There are approximately 6.77 billion people on Earth, which comes out to about 214 years during which the world cannot end without a single one person knowing the date or hour (or minute or second; the last thing we need is God slipping the end of the world in between two hours). Unfortunately, we can't go to milliseconds; that only gets us one fifth of a year.

It is absolutely critical that each person knows only the date and time they were assigned: the moment a person knows two, there is an uncertainty with his own, and the world ends.

It may be necessary for the people operating the computer to not participate in this project.

For safety, some people should be held in reserve, in case it becomes necessary to quickly have someone know when the world ends (i.e.: someone died and the world ends tomorrow). That may not be strictly necessary, since this knowledge should apply from the afterlife as well, but we should not take any chances.

Friday, April 08, 2011

Python switch statement

Having a bit of fun at 3 in the morning.

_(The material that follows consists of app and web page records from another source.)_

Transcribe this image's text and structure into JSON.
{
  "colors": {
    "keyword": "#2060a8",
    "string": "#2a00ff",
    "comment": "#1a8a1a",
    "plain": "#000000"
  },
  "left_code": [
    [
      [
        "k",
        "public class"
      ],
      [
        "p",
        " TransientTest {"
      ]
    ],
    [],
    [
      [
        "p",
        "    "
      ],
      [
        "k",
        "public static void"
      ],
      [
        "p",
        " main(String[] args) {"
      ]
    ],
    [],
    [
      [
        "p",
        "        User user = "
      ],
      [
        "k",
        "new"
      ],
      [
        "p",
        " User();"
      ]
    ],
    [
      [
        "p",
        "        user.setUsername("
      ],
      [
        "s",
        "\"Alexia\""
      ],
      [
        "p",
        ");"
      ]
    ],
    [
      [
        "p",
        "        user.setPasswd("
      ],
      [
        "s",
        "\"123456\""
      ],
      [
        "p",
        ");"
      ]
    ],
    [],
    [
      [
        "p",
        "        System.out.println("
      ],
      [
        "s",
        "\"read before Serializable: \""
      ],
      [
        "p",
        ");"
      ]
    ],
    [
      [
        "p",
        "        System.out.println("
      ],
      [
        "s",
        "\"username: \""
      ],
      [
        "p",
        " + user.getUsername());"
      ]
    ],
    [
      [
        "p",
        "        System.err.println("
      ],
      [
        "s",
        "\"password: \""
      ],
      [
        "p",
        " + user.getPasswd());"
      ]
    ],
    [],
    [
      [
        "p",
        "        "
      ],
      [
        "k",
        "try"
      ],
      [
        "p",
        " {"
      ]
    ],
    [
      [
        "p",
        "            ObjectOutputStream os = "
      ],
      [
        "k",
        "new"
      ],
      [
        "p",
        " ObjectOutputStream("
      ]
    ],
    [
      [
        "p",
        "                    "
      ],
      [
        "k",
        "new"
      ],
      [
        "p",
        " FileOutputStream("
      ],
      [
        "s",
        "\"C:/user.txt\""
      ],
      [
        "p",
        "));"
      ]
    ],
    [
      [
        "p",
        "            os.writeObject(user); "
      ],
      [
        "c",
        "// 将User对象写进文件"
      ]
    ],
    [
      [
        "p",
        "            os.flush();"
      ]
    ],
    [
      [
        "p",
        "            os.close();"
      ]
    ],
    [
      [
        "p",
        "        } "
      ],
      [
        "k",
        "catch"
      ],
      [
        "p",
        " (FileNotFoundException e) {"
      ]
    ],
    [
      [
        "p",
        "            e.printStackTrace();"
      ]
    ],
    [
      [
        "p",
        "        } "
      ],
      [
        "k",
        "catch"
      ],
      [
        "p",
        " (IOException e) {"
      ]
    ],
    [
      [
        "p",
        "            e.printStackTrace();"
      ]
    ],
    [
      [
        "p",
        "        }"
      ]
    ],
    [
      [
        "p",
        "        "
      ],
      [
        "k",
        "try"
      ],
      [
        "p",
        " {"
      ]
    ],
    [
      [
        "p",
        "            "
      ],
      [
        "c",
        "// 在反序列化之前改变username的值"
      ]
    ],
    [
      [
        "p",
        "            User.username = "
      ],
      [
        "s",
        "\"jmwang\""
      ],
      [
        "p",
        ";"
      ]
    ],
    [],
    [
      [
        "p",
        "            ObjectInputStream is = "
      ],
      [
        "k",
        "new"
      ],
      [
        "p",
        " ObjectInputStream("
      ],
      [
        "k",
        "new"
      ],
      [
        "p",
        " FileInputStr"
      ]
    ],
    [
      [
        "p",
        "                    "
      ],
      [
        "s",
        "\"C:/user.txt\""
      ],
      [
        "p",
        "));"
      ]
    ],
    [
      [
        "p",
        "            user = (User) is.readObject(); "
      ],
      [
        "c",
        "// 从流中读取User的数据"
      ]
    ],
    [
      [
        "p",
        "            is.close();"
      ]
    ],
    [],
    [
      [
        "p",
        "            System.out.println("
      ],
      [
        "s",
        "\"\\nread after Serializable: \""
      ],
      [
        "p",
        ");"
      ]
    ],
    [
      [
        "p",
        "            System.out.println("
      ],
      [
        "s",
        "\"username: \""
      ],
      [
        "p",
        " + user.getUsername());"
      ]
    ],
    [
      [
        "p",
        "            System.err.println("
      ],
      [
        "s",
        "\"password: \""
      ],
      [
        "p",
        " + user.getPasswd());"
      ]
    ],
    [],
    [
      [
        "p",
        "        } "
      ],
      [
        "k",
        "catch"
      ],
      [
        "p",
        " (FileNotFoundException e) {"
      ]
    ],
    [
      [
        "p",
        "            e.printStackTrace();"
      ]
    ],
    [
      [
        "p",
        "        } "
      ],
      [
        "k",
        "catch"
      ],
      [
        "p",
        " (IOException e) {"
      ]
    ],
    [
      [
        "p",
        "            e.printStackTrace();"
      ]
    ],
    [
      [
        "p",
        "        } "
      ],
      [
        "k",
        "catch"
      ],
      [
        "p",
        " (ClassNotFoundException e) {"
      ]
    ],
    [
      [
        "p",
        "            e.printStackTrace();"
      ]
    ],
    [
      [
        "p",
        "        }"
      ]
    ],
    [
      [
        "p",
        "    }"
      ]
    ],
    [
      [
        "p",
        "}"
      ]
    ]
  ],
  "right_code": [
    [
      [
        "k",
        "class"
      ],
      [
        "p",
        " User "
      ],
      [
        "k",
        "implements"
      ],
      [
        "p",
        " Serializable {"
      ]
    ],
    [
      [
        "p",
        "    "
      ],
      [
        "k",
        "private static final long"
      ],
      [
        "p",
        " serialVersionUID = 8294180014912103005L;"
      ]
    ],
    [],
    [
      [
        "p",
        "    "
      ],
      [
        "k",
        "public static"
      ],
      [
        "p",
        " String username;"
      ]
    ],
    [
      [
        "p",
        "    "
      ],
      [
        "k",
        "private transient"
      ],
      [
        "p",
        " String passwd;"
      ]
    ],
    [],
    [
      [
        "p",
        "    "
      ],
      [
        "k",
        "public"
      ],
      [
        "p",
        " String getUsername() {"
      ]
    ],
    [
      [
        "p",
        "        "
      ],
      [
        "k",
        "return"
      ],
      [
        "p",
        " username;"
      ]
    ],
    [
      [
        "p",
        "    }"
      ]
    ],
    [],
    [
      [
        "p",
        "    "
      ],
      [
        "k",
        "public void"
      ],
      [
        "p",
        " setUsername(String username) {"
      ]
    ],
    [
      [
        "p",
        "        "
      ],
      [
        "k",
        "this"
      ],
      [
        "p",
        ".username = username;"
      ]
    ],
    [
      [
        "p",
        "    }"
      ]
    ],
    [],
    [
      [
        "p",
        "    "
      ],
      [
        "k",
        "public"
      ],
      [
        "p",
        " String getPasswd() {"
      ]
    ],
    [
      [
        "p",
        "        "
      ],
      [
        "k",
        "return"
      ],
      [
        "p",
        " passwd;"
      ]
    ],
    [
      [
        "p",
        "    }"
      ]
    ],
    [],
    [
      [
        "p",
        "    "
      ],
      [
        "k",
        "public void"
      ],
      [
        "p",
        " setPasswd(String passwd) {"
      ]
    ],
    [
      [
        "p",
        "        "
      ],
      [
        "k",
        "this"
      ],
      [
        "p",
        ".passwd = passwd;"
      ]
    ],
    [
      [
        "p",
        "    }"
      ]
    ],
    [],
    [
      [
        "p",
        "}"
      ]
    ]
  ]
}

The Python version of the C-style switch statement is either a bunch of if/else's or a dictionary. Going the dictionary route can be ugly looking (not to mention confusing, pulling a value out of a mapping and calling it). This just encapsulates the whole thing and adds some support for a pseudo-default case.

The structure is a bit weird, nowhere near as nice as regular syntax, but if you absolutely have to do this, it makes it easier to read.

Wednesday, April 06, 2011

And now I can't remember what got me on this line of thought...

So here I am, hacking away in Python for oh, a few years now, and I just remembered what got me into Python in the first place.

See, I was using Python's implicit line wrapping with a tuple, and remembered back to when I read an article explaining that Python did that. Before that, all my longer lists weren't wrapped, or wrapped with '\'.

That made me recall the impetus that had me looking for such information in the first place: a Wiimote driver for Linux called CWiid.

Which, coincidently, was the first time I had seriously taken a look at Python.

I was using it to add motion control to Descent 3, which I had just purchased from, which was... September 23rd, 2008.

I got something rudimentary going, noted that it would take a lot of hacking to make it better, and I needed to be better at the extension language it used to do it myself. So I waded into that language, which turned out to be Python.

Huh. I never did get back to motion control in Descent 3...